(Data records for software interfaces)
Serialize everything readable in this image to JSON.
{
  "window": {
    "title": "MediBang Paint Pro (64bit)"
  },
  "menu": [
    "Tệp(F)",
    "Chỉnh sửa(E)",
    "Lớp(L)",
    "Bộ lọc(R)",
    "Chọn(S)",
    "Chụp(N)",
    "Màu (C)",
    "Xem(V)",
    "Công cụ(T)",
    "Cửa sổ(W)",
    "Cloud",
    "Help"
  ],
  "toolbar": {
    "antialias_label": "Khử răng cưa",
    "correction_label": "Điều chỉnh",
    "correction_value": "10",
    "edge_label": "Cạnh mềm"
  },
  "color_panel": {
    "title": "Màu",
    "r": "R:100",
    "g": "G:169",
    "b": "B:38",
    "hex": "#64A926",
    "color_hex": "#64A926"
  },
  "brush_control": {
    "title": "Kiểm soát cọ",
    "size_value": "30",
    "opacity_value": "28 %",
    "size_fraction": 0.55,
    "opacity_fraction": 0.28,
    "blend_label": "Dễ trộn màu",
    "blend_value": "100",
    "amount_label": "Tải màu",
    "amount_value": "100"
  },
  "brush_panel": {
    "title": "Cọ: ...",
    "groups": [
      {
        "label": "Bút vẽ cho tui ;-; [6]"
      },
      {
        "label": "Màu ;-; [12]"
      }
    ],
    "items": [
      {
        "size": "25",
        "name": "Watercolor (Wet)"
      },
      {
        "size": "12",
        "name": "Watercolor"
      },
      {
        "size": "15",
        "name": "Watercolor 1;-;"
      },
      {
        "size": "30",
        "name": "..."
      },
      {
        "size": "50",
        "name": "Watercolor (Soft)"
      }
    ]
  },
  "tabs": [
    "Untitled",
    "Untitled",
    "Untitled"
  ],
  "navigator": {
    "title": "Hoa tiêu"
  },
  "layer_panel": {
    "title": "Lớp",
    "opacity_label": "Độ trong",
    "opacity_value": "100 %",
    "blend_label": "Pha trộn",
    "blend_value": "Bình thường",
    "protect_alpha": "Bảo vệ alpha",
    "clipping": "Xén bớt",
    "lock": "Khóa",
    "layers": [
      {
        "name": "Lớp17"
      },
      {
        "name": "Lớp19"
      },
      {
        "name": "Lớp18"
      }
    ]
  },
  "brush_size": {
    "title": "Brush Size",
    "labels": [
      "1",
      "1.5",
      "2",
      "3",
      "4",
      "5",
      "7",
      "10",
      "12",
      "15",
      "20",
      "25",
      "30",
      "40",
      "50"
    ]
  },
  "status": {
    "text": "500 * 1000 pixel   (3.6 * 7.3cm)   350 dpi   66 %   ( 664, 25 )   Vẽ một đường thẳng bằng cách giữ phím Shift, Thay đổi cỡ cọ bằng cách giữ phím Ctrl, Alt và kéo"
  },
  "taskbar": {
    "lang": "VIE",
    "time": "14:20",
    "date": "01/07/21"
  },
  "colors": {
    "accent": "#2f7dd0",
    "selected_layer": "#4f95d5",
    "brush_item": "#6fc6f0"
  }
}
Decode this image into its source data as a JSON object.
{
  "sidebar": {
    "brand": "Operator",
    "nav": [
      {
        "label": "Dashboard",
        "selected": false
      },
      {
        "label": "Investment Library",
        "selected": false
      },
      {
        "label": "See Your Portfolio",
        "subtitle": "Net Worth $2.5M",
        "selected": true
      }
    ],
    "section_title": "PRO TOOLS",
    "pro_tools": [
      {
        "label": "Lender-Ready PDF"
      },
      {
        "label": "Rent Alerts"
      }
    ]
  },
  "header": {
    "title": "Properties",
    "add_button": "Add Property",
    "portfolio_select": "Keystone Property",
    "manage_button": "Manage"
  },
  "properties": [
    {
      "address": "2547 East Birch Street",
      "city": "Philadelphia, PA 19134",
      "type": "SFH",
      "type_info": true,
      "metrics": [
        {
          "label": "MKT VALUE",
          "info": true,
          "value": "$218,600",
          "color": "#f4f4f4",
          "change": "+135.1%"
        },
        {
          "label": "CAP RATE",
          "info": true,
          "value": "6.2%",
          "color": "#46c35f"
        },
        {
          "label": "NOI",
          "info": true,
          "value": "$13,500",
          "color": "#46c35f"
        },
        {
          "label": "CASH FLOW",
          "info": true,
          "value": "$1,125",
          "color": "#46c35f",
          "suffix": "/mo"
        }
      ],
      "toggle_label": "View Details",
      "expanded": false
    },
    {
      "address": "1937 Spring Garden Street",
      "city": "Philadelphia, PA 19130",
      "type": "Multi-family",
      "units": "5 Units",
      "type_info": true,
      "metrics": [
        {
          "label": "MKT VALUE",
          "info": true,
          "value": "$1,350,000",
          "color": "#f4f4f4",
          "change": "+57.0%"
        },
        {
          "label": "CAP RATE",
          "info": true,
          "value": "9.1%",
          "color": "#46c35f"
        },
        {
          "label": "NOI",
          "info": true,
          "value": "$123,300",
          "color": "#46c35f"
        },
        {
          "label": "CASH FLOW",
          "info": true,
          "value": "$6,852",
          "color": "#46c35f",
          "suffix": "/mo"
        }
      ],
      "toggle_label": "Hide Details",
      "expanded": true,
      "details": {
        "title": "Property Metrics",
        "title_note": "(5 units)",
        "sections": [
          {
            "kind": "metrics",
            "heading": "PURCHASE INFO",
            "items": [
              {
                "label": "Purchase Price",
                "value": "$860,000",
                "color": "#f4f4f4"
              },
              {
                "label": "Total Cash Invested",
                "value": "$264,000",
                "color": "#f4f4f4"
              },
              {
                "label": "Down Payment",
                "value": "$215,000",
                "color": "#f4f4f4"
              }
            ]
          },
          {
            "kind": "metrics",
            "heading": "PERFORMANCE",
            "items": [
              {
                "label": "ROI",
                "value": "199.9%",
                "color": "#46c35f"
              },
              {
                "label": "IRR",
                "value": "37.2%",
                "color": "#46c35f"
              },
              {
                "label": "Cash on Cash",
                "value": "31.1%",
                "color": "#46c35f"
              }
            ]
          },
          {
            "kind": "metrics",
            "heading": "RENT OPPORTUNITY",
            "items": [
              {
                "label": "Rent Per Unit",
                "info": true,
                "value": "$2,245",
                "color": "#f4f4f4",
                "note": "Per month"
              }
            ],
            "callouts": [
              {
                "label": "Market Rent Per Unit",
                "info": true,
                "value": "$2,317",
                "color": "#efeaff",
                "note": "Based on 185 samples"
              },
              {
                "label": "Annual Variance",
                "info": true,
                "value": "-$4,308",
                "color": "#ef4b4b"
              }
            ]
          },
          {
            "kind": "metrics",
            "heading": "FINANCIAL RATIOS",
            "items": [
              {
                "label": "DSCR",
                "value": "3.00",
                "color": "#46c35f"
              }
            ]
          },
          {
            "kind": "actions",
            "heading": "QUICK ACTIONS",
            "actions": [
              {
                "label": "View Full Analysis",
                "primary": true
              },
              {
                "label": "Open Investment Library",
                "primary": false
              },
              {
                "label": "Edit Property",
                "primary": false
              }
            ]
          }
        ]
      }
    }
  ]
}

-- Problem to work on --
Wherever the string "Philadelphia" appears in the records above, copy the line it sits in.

-- Reply --
      "city": "Philadelphia, PA 19134",
      "city": "Philadelphia, PA 19130",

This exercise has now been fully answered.